A meeting of the EPOS IP Work Package 13 team with the geomagnetic community was held at the Institute of Geophysics of the CAS, Prague on 18 and 19 June 2019.

Tuesday 18th June was devoted to the development of the geomagnetic and magnetotelluric Thematic Core Services. An introductory talk was given by Simon Flower. He gave an overview of the EPOS Implementation Phase project and the role of Geomagnetic and Magnetotelluric science within EPOS. He went on to describe the principles of Findable, Accessible, Interoperable and Reusable data, and the work done within the Geomagnetic community to create metadata systems and integrate them within EPOS in a "FAIR" way. He also described work undertaken to integrate time-series data using a ‘pre-visualisation’ component in the EPOS GUI. The second talk was given by Aude Chambodut.

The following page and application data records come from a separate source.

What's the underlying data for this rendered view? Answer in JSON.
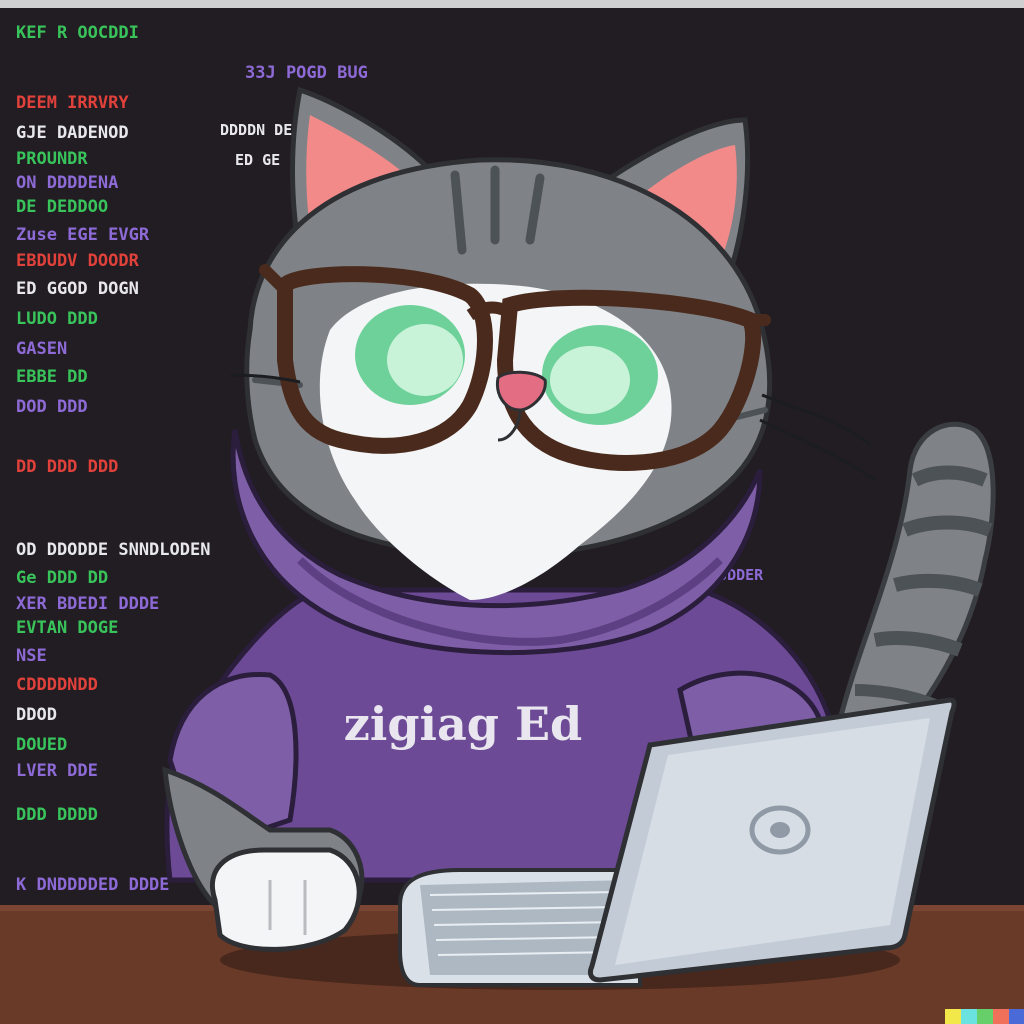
{
  "scene": {
    "hoodie_text": "zigiag Ed",
    "colors": {
      "backdrop": "#221d23",
      "frame_top": "#cfcfd2",
      "desk": "#6a3a28",
      "desk_shadow": "#3e2118",
      "cat_fur": "#7f8387",
      "cat_fur_light": "#9a9ea2",
      "cat_stripe": "#4d5257",
      "cat_white": "#f3f5f6",
      "ear_inner": "#f38a8a",
      "hoodie": "#6c4a96",
      "hoodie_dark": "#4f3373",
      "hoodie_light": "#7f5ea8",
      "glasses": "#4a2a1c",
      "lens_glow": "#6fd19a",
      "nose": "#e36d82",
      "laptop_body": "#c3ccd6",
      "laptop_edge": "#8f9aa6",
      "code_green": "#38c45a",
      "code_purple": "#8d6ad6",
      "code_red": "#e0413a",
      "code_white": "#e8e8ea"
    },
    "code_lines": [
      "KEF R  OOCDDI",
      "33J POGD  BUG",
      "DEEM IRRVRY",
      "GJE DADENOD",
      "PROUNDR",
      "ON DDDDENA",
      "DE  DEDDOO",
      "Zuse  EGE  EVGR",
      "EBDUDV DOODR",
      "ED GGOD  DOGN",
      "LUDO  DDD",
      "GASEN",
      "EBBE DD",
      "DOD  DDD",
      "DD DDD  DDD",
      "OD DDODDE SNNDLODEN",
      "Ge DDD  DD",
      "XER  BDEDI DDDE",
      "EVTAN DOGE",
      "NSE",
      "CDDDDNDD",
      "DDOD",
      "DOUED",
      "LVER DDE",
      "DDD  DDDD",
      "K DNDDDDED DDDE"
    ],
    "code_lines_right": [
      "DDDDN  DE",
      "ED GE",
      "SDUDDER"
    ],
    "watermark_colors": [
      "#f2e84a",
      "#6ae3e0",
      "#67cf6a",
      "#f0705a",
      "#4a6ad8"
    ]
  }
}
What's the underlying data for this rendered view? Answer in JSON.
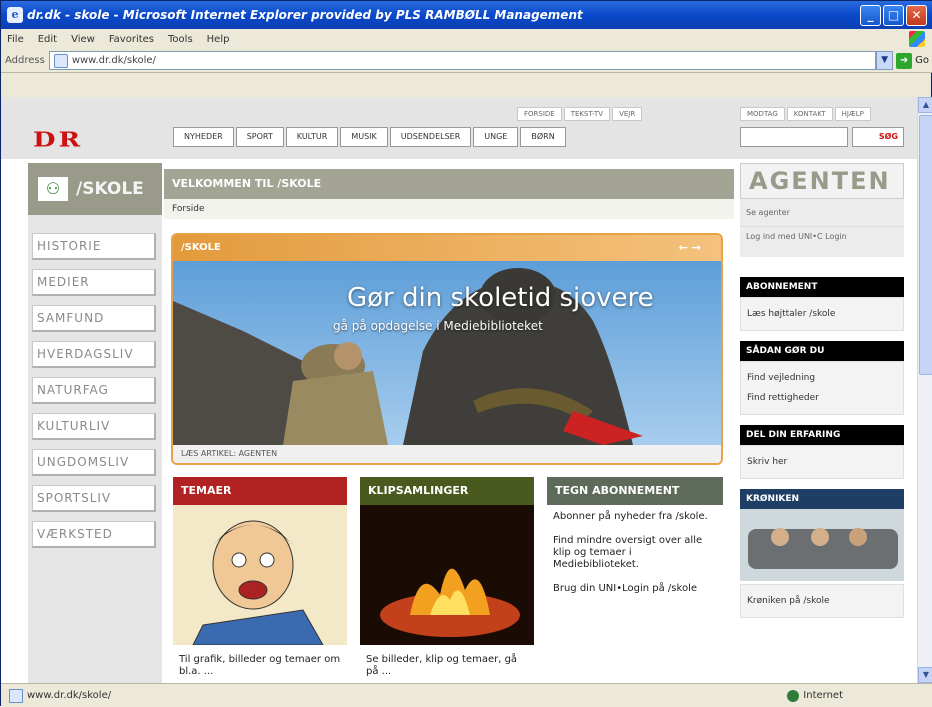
{
  "window": {
    "title": "dr.dk - skole - Microsoft Internet Explorer provided by PLS RAMBØLL Management",
    "buttons": {
      "minimize": "_",
      "maximize": "□",
      "close": "✕"
    }
  },
  "menubar": {
    "items": [
      "File",
      "Edit",
      "View",
      "Favorites",
      "Tools",
      "Help"
    ]
  },
  "addressbar": {
    "label": "Address",
    "url": "www.dr.dk/skole/",
    "go_label": "Go"
  },
  "statusbar": {
    "text": "www.dr.dk/skole/",
    "zone": "Internet"
  },
  "page": {
    "logo": "DR",
    "util_links": [
      "FORSIDE",
      "TEKST-TV",
      "VEJR",
      "MODTAG",
      "KONTAKT",
      "HJÆLP"
    ],
    "main_nav": [
      "NYHEDER",
      "SPORT",
      "KULTUR",
      "MUSIK",
      "UDSENDELSER",
      "UNGE",
      "BØRN"
    ],
    "search_button": "SØG",
    "section_logo": "/SKOLE",
    "side_nav": [
      "HISTORIE",
      "MEDIER",
      "SAMFUND",
      "HVERDAGSLIV",
      "NATURFAG",
      "KULTURLIV",
      "UNGDOMSLIV",
      "SPORTSLIV",
      "VÆRKSTED"
    ],
    "welcome": "VELKOMMEN TIL /SKOLE",
    "breadcrumb": "Forside",
    "feature": {
      "label": "/SKOLE",
      "nav_arrows": "← →",
      "headline": "Gør din skoletid sjovere",
      "subheadline": "gå på opdagelse i Mediebiblioteket",
      "caption": "LÆS ARTIKEL: AGENTEN"
    },
    "columns": [
      {
        "title": "TEMAER",
        "color": "#b22222",
        "text": "Til grafik, billeder og temaer om bl.a. ..."
      },
      {
        "title": "KLIPSAMLINGER",
        "color": "#4a5a1e",
        "text": "Se billeder, klip og temaer, gå på ..."
      },
      {
        "title": "TEGN ABONNEMENT",
        "color": "#5f6b5a",
        "text": "Abonner på nyheder fra /skole.\n\nFind mindre oversigt over alle klip og temaer i Mediebiblioteket.\n\nBrug din UNI•Login på /skole"
      }
    ],
    "agenten": {
      "logo": "AGENTEN",
      "row1": "Se agenter",
      "row2": "Log ind med UNI•C Login"
    },
    "right_boxes": [
      {
        "title": "ABONNEMENT",
        "body": "Læs højttaler /skole",
        "style": "black"
      },
      {
        "title": "SÅDAN GØR DU",
        "body": "Find vejledning\nFind rettigheder",
        "style": "black"
      },
      {
        "title": "DEL DIN ERFARING",
        "body": "Skriv her",
        "style": "black"
      },
      {
        "title": "KRØNIKEN",
        "body": "Krøniken på /skole",
        "style": "blue"
      }
    ]
  }
}
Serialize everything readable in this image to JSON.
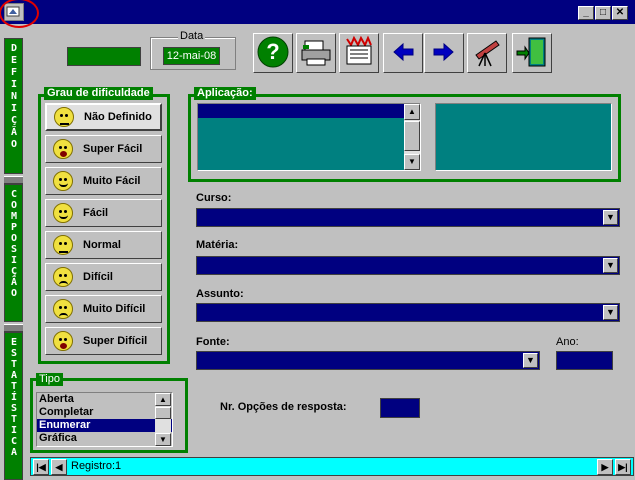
{
  "window": {
    "icon": "app-icon",
    "buttons": {
      "minimize": "_",
      "maximize": "□",
      "close": "✕"
    }
  },
  "sidebar": {
    "tabs": [
      {
        "label": "DEFINIÇÃO"
      },
      {
        "label": "COMPOSIÇÃO"
      },
      {
        "label": "ESTATÍSTICA"
      }
    ]
  },
  "header": {
    "data_label": "Data",
    "data_value": "12-mai-08"
  },
  "toolbar": {
    "buttons": [
      {
        "icon": "help-icon"
      },
      {
        "icon": "printer-icon"
      },
      {
        "icon": "shredder-icon"
      },
      {
        "icon": "arrow-left-icon"
      },
      {
        "icon": "arrow-right-icon"
      },
      {
        "icon": "telescope-icon"
      },
      {
        "icon": "exit-door-icon"
      }
    ]
  },
  "difficulty": {
    "title": "Grau de dificuldade",
    "items": [
      {
        "label": "Não Definido",
        "face": "neutral"
      },
      {
        "label": "Super Fácil",
        "face": "grin"
      },
      {
        "label": "Muito Fácil",
        "face": "wink"
      },
      {
        "label": "Fácil",
        "face": "smile"
      },
      {
        "label": "Normal",
        "face": "neutral"
      },
      {
        "label": "Difícil",
        "face": "sad"
      },
      {
        "label": "Muito Difícil",
        "face": "sad"
      },
      {
        "label": "Super Difícil",
        "face": "scream"
      }
    ]
  },
  "aplicacao": {
    "title": "Aplicação:"
  },
  "form": {
    "curso_label": "Curso:",
    "materia_label": "Matéria:",
    "assunto_label": "Assunto:",
    "fonte_label": "Fonte:",
    "ano_label": "Ano:",
    "opcoes_label": "Nr. Opções de resposta:"
  },
  "tipo": {
    "title": "Tipo",
    "items": [
      "Aberta",
      "Completar",
      "Enumerar",
      "Gráfica"
    ],
    "selected": "Enumerar"
  },
  "status": {
    "registro": "Registro:1"
  },
  "colors": {
    "accent_green": "#008000",
    "navy": "#000080",
    "teal": "#008080",
    "status_cyan": "#00ffff"
  }
}
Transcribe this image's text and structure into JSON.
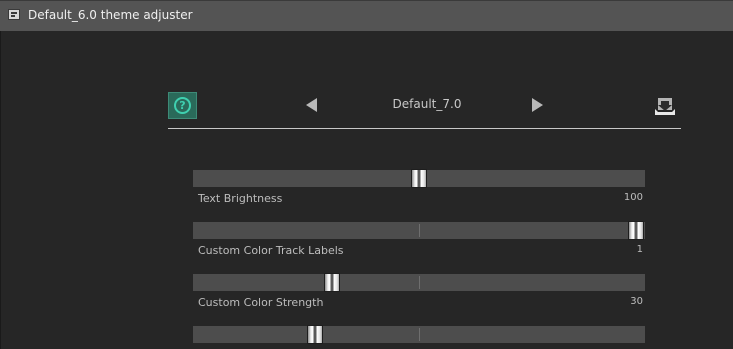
{
  "window": {
    "title": "Default_6.0 theme adjuster",
    "app_icon": "window-app-icon"
  },
  "header": {
    "help_icon": "question-circle-icon",
    "help_glyph": "?",
    "prev_icon": "triangle-left-icon",
    "next_icon": "triangle-right-icon",
    "theme_name": "Default_7.0",
    "save_icon": "download-tray-icon",
    "accent_color": "#3fd0b0"
  },
  "sliders": [
    {
      "label": "Text Brightness",
      "value": "100",
      "level": 0.5
    },
    {
      "label": "Custom Color Track Labels",
      "value": "1",
      "level": 1.0
    },
    {
      "label": "Custom Color Strength",
      "value": "30",
      "level": 0.3
    },
    {
      "label": "",
      "value": "",
      "level": 0.26
    }
  ]
}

She gave a detailed description of the data workflows of the European subset of the International Service of Geomagnetic Indices (ISGI). She underlined the underpinning documentation work created for the management of the existing ISGI data repository within the framework of the EPOS project. The third talk was given by Maxim Smirnov who presented current developments in the magnetotelluric community related to the new exchange data format. Detailed implementation and difficulties with common data formats were discussed. Ideas about interoperability with other geoelectromagnetic services were also presented. Current development of similar services in USA and Australia will be considered as part of future developments of the EPOS TCS.

The Wednesday 19th June morning session was reserved for oral and poster presentations by all participants. A broad spectrum of problems related to magnetic observatories, network organization or research based on data was presented. Ari Viljanen described the IMAGE magnetometer network that provides variometer data, observatory data and indices through EPOS, which are used for both solid Earth and space weather studies. Juan José Curto presented the aims and the tasks of the Service of Rapid Magnetic Variations (RMVS) of Ebro Observatory, a service endorsed by IAGA. RMVS produces long-term homogeneous lists of Sudden Commencements (SC) and Solar Flare Effects (SFE), which are also integrated into the EPOS platform. Difficulties and new possibilities with the service were discussed. In the afternoon, Pavel Hejda, the TCS & Work Package leader, gave a historical and highly entertaining talk about early work to record the magnetic field at Prague, including its contribution to the Gottingen Magnetic Union and the uncanny resemblance of this early collaboration to a modern observatory network. The session was held at the Clementinum historical complex in downtown Prague, where the observatory was located.


*Aude Chambodut, EOST Strasbourg, France | Juan José Curto, Ebro Observatory, Spain | Simon Flower, BGS Edinburgh, UK | Pavel Hejda, IG ASCR Prague, Czech Republic | Maxim Smirnov, LTU Lulea, Sweden | Alan Thomson, BGS Edinburgh, UK | Ari Viljanen, FMI Helsinki, Finland